**Problem to work on**.
Lines holding the string "information" are the ones to copy; find them all in the data.
*** Entries supplied
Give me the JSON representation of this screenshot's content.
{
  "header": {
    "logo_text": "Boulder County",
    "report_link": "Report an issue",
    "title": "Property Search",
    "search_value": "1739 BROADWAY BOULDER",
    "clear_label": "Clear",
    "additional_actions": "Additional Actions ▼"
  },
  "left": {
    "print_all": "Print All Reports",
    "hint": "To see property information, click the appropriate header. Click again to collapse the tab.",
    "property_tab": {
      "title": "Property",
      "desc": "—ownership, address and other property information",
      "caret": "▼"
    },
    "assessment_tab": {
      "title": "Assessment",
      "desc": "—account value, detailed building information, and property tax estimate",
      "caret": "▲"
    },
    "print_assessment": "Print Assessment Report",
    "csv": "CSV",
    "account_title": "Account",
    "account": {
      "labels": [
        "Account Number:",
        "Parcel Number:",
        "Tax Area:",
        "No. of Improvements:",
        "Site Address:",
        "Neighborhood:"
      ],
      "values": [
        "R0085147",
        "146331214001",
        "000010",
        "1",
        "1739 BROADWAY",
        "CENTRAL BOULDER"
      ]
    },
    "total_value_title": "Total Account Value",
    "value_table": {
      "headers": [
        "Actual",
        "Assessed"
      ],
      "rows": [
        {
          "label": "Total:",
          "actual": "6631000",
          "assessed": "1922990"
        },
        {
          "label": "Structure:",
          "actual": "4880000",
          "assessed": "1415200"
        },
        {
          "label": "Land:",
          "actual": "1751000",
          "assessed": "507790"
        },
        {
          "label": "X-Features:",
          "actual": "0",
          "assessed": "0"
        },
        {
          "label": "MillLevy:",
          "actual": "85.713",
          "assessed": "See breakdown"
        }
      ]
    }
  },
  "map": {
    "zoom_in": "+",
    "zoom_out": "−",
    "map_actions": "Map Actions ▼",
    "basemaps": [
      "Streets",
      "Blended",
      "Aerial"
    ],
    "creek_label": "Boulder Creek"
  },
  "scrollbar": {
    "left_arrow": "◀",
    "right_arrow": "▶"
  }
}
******
**Task result**.
    "hint": "To see property information, click the appropriate header. Click again to collapse the tab.",
      "desc": "—ownership, address and other property information",
      "desc": "—account value, detailed building information, and property tax estimate",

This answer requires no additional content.